    1. Navigate to drm_files, then repository
  • Next, copy over the new System Bundle folders from the exported directory onto your USB stick in the drm_files\repository folder.
  • Safely eject your USB stick from the OS.
  • That’s it! You’ve just updated your SUU Updater USB stick. To install the updates, boot from the USB stick and choose the System Bundle you want to apply.

    A note on the “Combine” option

    The combine bundles option is interesting. One of the big issues I have with Dell Repository Manager and the exports it produces is that it duplicates a lot of components (firmwares, etc). The duplicates happen because although many Dell platforms share common components, they are separate products as far as DRM is concerned.

    I’m still experimenting with the Combine option and thinking about its pros and cons.
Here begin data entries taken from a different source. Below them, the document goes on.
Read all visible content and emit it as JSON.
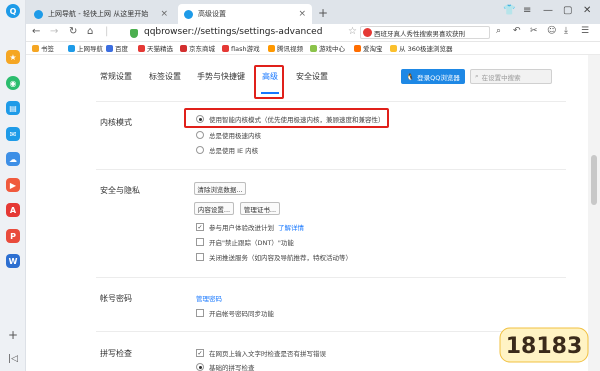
{
  "tabs": [
    {
      "title": "上网导航 - 轻快上网 从这里开始"
    },
    {
      "title": "高级设置"
    }
  ],
  "address": {
    "url": "qqbrowser://settings/settings-advanced",
    "search_text": "西班牙真人秀性搜索男喜欢获刑"
  },
  "bookmarks": [
    {
      "label": "书签"
    },
    {
      "label": "上网导航"
    },
    {
      "label": "百度"
    },
    {
      "label": "天猫精选"
    },
    {
      "label": "京东商城"
    },
    {
      "label": "flash游戏"
    },
    {
      "label": "腾讯视频"
    },
    {
      "label": "游戏中心"
    },
    {
      "label": "爱淘宝"
    },
    {
      "label": "从 360极速浏览器"
    }
  ],
  "settings_nav": [
    {
      "label": "常规设置"
    },
    {
      "label": "标签设置"
    },
    {
      "label": "手势与快捷键"
    },
    {
      "label": "高级"
    },
    {
      "label": "安全设置"
    }
  ],
  "login_button": "登录QQ浏览器",
  "settings_search_placeholder": "在设置中搜索",
  "kernel": {
    "title": "内核模式",
    "options": [
      {
        "label": "使用智能内核模式（优先使用极速内核，兼顾速度和兼容性）",
        "selected": true
      },
      {
        "label": "总是使用极速内核",
        "selected": false
      },
      {
        "label": "总是使用 IE 内核",
        "selected": false
      }
    ]
  },
  "privacy": {
    "title": "安全与隐私",
    "clear_button": "清除浏览数据...",
    "content_button": "内容设置...",
    "cert_button": "管理证书...",
    "options": [
      {
        "label": "参与用户体验改进计划",
        "checked": true,
        "link": "了解详情"
      },
      {
        "label": "开启\"禁止跟踪（DNT）\"功能",
        "checked": false
      },
      {
        "label": "关闭推送服务（如内容及导航推荐，特权活动等）",
        "checked": false
      }
    ]
  },
  "account": {
    "title": "帐号密码",
    "manage_link": "管理密码",
    "options": [
      {
        "label": "开启帐号密码同步功能",
        "checked": false
      }
    ]
  },
  "spell": {
    "title": "拼写检查",
    "options": [
      {
        "label": "在网页上输入文字时检查是否有拼写错误",
        "checked": true
      },
      {
        "label": "基础的拼写检查",
        "selected": true
      }
    ]
  },
  "watermark": {
    "text": "18183"
  }
}
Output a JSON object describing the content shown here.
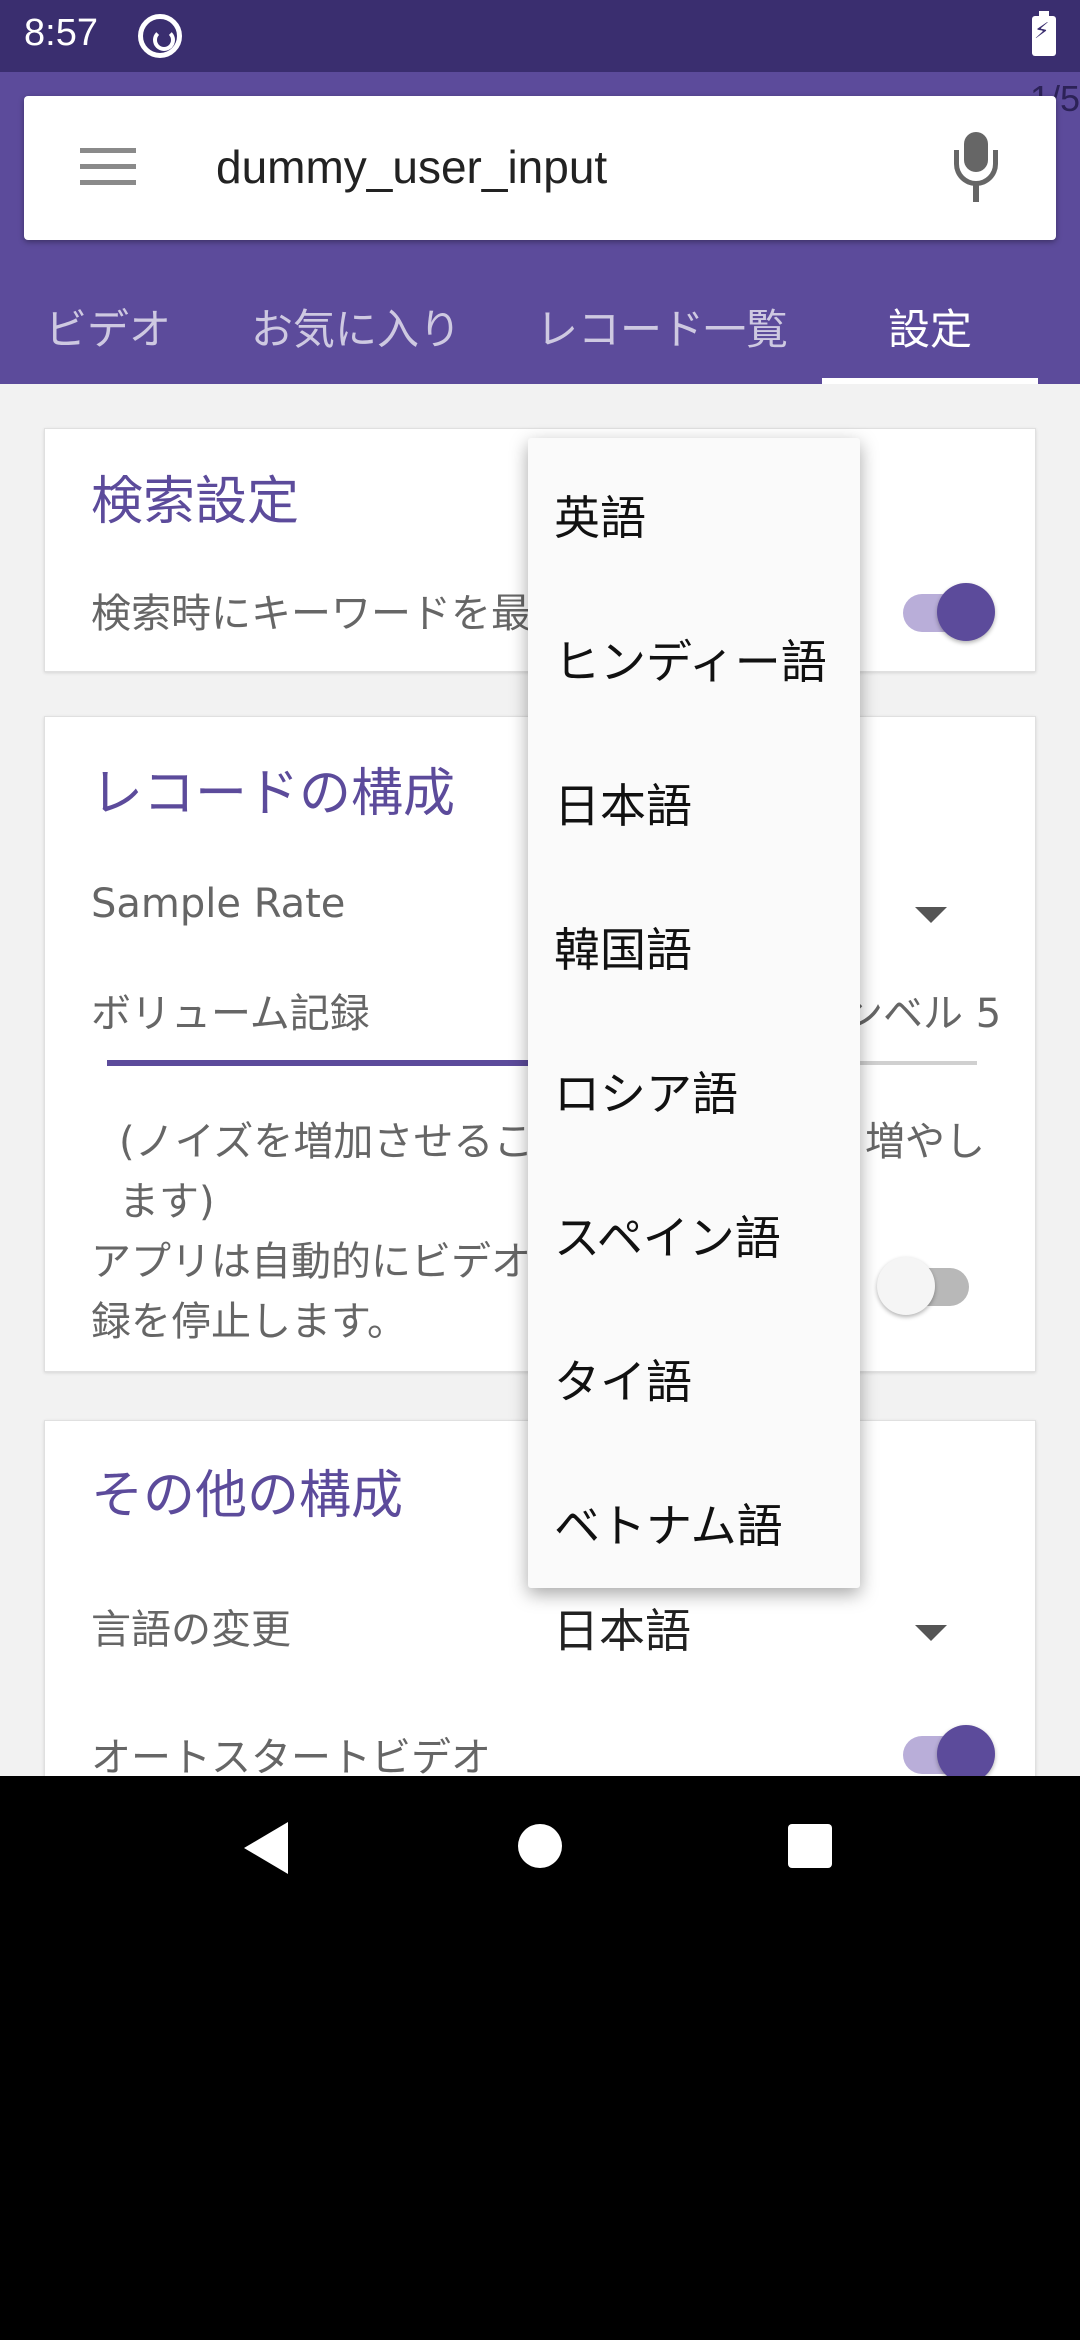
{
  "status_bar": {
    "time": "8:57",
    "sync_icon": "sync-icon",
    "battery_icon": "battery-charging-icon"
  },
  "app_bar": {
    "page_counter": "1/5",
    "search": {
      "menu_icon": "hamburger-menu-icon",
      "value": "dummy_user_input",
      "mic_icon": "microphone-icon"
    },
    "tabs": [
      {
        "label": "ビデオ",
        "active": false
      },
      {
        "label": "お気に入り",
        "active": false
      },
      {
        "label": "レコード一覧",
        "active": false
      },
      {
        "label": "設定",
        "active": true
      }
    ]
  },
  "search_settings": {
    "title": "検索設定",
    "keyword_label": "検索時にキーワードを最",
    "keyword_toggle": true
  },
  "record_settings": {
    "title": "レコードの構成",
    "sample_rate_label": "Sample Rate",
    "volume_label": "ボリューム記録",
    "volume_value": "ンベル 5",
    "volume_level": 0.5,
    "volume_hint_line1": "(ノイズを増加させるこ",
    "volume_hint_right": "増やし",
    "volume_hint_line2": "ます)",
    "auto_stop_line1": "アプリは自動的にビデオ",
    "auto_stop_line2": "録を停止します。",
    "auto_stop_toggle": false
  },
  "other_settings": {
    "title": "その他の構成",
    "language_label": "言語の変更",
    "language_value": "日本語",
    "autostart_label": "オートスタートビデオ",
    "autostart_toggle": true
  },
  "language_menu": {
    "options": [
      "英語",
      "ヒンディー語",
      "日本語",
      "韓国語",
      "ロシア語",
      "スペイン語",
      "タイ語",
      "ベトナム語"
    ]
  },
  "nav_bar": {
    "back_icon": "back-icon",
    "home_icon": "home-icon",
    "recents_icon": "recents-icon"
  },
  "colors": {
    "primary": "#5c4b9b",
    "primary_dark": "#3a2e6f",
    "toggle_track_on": "#b9aed9",
    "content_bg": "#f2f2f2"
  }
}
Thoughts are below.

    How it probably works:

    The script simply jumps to a subfolder and executes all the .sh files in a folder. If it jumps into a normal System Bundle, there’s only one .sh file in there, and it’s only applicable to the platform of the system bundle.

    However, when you Combine bundles, you get a single folder with multiple .sh files in (one for each platform). I have a feeling that what will happen is, is invoked, and it then runs through all of the .sh files inside the Combined bundle directory. Normally, the file works by blindly running all the. bin files in the directory. It doesn’t do an inventory check beforehand, so the application of all the .bin files can be quite lengthy. Due to this process, if we run multiple files in the same directory, it’ll try to install the updates in the directory every single time. So if you have 6 files in the same folder, it’ll take 6 times as long to apply.

    So using Combine is a compromise of Speed vs Capacity. If you have a tiny USB stick and lots of time to wait while 6 scripts run, then go ahead. But if you’re short on time (like, in a short Outage Windows) and have the capacity on the USB stick, I wouldn’t use the Combine option.